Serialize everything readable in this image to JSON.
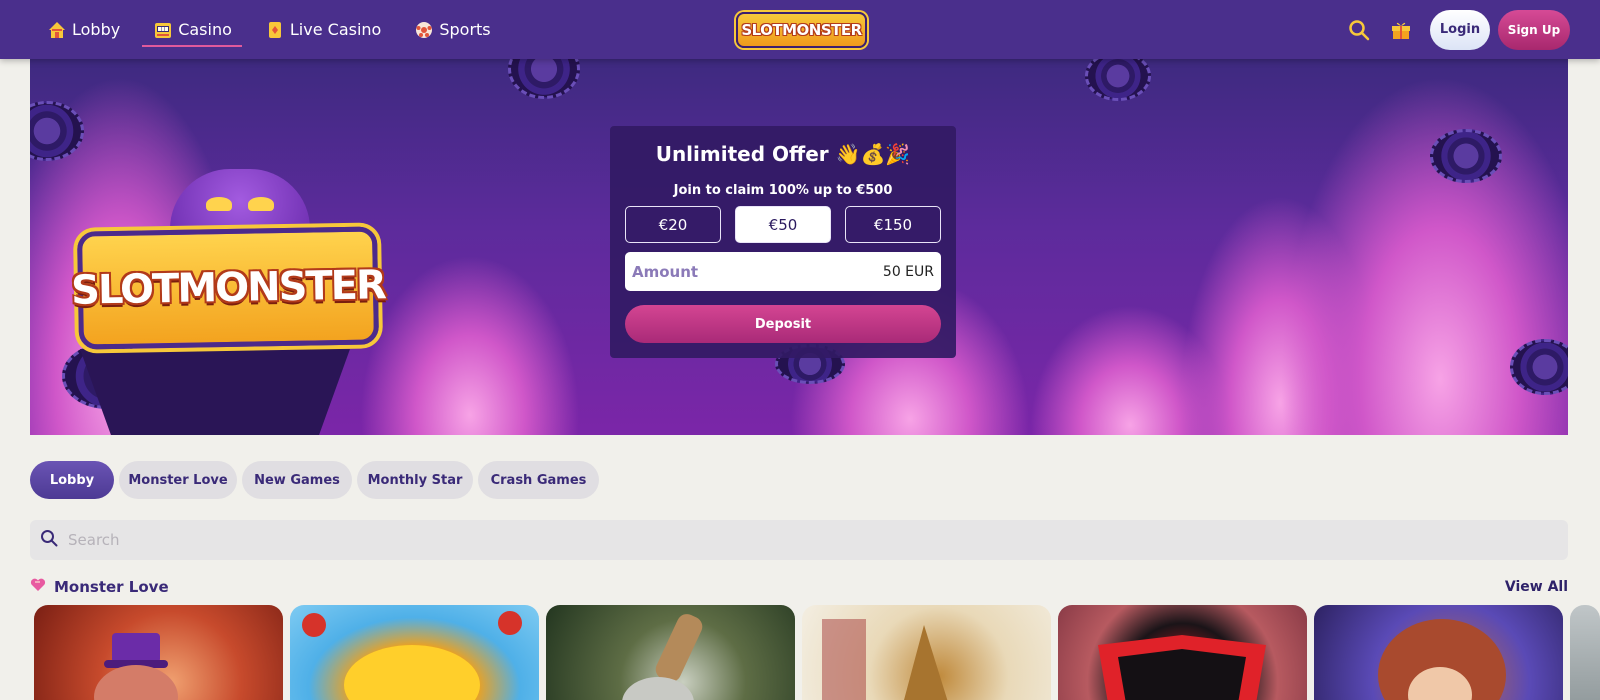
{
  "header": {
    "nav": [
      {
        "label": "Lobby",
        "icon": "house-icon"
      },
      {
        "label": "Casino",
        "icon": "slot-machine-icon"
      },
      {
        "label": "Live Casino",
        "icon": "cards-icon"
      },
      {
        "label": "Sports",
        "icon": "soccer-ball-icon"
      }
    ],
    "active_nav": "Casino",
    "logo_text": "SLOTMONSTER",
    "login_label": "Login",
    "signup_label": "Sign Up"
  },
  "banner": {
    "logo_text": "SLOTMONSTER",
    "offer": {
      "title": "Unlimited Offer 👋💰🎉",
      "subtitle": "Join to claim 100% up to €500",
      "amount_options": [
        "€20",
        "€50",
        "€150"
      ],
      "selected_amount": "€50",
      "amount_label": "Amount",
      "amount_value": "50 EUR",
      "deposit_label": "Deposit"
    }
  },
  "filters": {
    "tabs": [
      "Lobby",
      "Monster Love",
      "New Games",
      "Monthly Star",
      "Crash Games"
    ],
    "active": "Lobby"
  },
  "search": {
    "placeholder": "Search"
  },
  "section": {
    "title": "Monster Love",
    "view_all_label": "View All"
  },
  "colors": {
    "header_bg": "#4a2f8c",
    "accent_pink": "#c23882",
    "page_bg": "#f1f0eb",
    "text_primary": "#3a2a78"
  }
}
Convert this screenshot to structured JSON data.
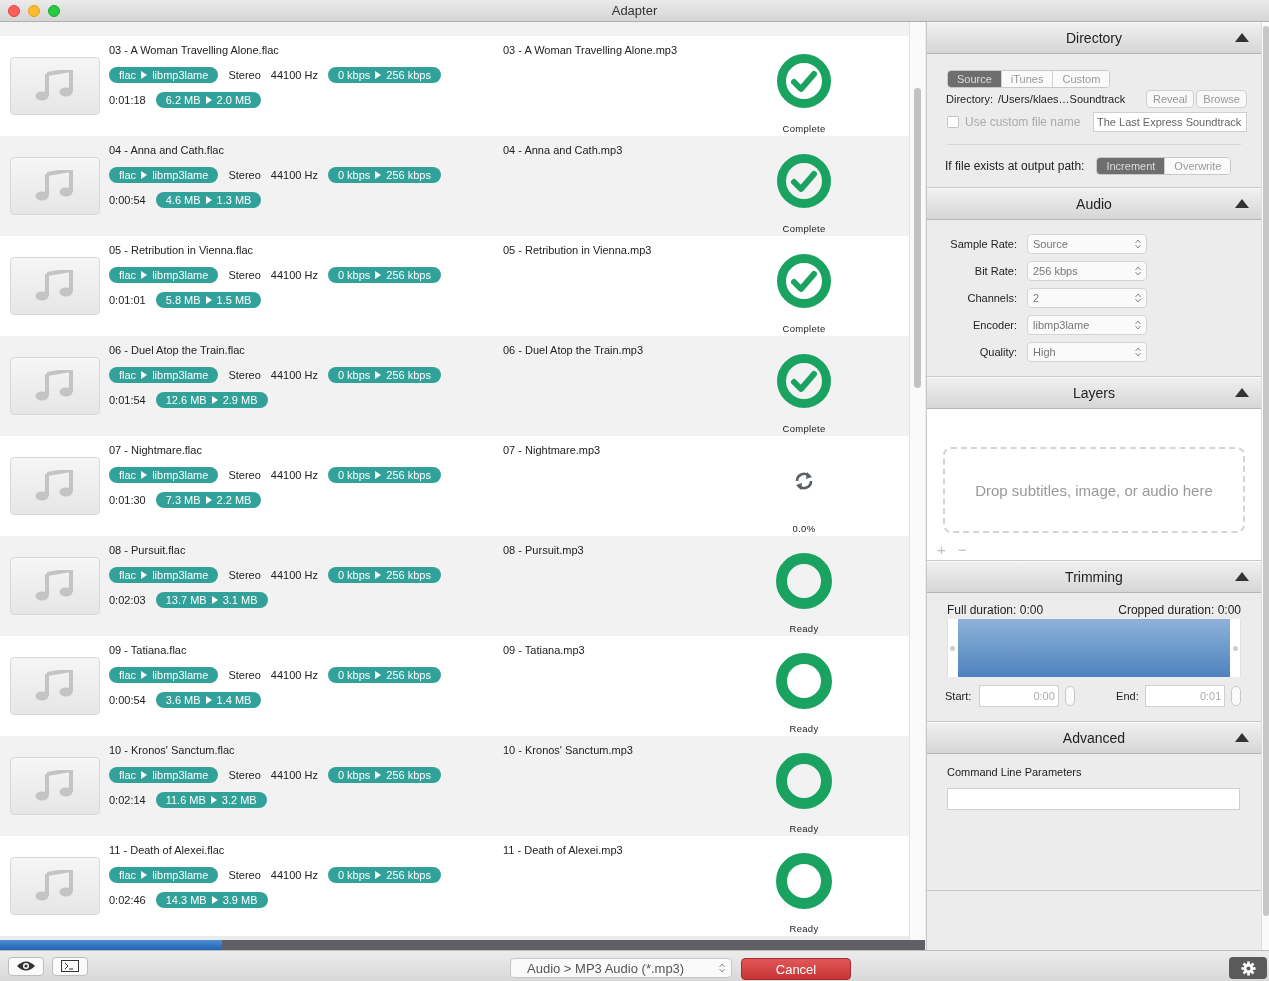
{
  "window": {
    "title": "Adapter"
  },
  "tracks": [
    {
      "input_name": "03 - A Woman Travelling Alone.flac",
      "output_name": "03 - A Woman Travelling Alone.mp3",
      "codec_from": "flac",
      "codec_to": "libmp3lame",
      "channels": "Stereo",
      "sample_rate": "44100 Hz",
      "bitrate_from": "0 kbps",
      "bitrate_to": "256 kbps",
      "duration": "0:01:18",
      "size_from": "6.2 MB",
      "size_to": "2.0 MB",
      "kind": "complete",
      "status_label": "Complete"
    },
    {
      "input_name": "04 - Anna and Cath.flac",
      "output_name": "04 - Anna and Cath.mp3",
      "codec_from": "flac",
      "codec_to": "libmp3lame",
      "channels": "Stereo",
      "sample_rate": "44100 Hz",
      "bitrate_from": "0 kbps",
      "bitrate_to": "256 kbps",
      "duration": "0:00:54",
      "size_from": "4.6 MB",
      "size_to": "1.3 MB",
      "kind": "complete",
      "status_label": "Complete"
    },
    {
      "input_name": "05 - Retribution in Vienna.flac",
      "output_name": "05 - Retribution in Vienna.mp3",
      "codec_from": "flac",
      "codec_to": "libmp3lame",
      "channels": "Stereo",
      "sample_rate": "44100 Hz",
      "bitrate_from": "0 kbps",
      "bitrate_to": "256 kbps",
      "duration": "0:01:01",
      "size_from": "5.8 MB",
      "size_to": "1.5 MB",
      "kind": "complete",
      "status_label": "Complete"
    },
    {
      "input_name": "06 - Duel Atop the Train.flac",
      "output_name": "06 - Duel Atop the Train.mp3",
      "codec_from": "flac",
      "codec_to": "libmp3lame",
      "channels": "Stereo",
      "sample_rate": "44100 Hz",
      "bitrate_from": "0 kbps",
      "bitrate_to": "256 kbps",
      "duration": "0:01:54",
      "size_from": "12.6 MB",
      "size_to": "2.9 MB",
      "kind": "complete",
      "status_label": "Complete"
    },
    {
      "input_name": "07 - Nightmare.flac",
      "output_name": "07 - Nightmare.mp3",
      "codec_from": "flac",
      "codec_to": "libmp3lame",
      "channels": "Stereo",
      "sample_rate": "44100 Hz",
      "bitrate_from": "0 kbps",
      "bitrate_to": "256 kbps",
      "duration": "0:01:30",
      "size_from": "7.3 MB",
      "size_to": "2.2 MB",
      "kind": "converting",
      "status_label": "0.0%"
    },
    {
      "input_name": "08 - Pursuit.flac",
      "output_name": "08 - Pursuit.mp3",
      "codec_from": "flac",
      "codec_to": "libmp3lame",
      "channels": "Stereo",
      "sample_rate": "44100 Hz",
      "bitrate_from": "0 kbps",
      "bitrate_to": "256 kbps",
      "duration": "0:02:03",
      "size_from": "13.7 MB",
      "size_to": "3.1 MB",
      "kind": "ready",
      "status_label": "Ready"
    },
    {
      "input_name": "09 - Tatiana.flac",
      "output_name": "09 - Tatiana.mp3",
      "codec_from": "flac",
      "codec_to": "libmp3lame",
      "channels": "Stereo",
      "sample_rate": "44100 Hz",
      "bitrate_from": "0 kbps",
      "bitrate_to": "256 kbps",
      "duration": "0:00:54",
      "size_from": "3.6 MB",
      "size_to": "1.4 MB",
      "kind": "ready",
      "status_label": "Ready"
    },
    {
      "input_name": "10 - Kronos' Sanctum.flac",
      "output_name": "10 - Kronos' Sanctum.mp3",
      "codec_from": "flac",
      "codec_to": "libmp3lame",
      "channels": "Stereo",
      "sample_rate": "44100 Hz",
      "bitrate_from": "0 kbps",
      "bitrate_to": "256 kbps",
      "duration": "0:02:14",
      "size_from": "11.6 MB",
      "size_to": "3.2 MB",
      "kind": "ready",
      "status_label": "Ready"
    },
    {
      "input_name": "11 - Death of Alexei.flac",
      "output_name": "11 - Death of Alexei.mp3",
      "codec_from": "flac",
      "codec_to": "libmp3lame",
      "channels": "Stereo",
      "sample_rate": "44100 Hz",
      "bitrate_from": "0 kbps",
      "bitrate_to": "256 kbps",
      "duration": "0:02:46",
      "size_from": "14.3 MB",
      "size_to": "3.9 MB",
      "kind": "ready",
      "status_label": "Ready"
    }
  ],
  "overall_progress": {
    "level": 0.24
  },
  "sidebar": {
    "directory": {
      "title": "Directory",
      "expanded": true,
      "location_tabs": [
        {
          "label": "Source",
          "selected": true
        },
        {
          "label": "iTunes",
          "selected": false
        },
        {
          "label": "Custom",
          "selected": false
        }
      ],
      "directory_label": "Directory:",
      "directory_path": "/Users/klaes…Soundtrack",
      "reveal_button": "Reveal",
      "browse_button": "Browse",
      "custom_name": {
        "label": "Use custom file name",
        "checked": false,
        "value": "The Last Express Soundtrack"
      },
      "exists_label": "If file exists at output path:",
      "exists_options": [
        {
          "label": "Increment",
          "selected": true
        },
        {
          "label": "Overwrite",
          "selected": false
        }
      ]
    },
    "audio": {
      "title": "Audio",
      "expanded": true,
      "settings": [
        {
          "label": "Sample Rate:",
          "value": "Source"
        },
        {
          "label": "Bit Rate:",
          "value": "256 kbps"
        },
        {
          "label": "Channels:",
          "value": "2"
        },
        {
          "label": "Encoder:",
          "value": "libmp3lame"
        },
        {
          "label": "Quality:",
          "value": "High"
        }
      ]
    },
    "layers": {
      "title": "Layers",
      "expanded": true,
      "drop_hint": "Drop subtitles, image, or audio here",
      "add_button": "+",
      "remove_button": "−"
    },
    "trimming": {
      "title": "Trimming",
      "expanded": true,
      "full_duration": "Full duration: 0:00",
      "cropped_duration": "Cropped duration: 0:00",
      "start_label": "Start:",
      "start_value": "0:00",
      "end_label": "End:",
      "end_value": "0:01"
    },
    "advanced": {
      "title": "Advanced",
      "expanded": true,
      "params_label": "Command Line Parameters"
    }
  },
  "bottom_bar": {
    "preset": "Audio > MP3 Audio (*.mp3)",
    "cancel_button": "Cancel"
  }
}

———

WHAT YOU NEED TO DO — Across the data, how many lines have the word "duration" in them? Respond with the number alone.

EXERCISE ANSWER — 11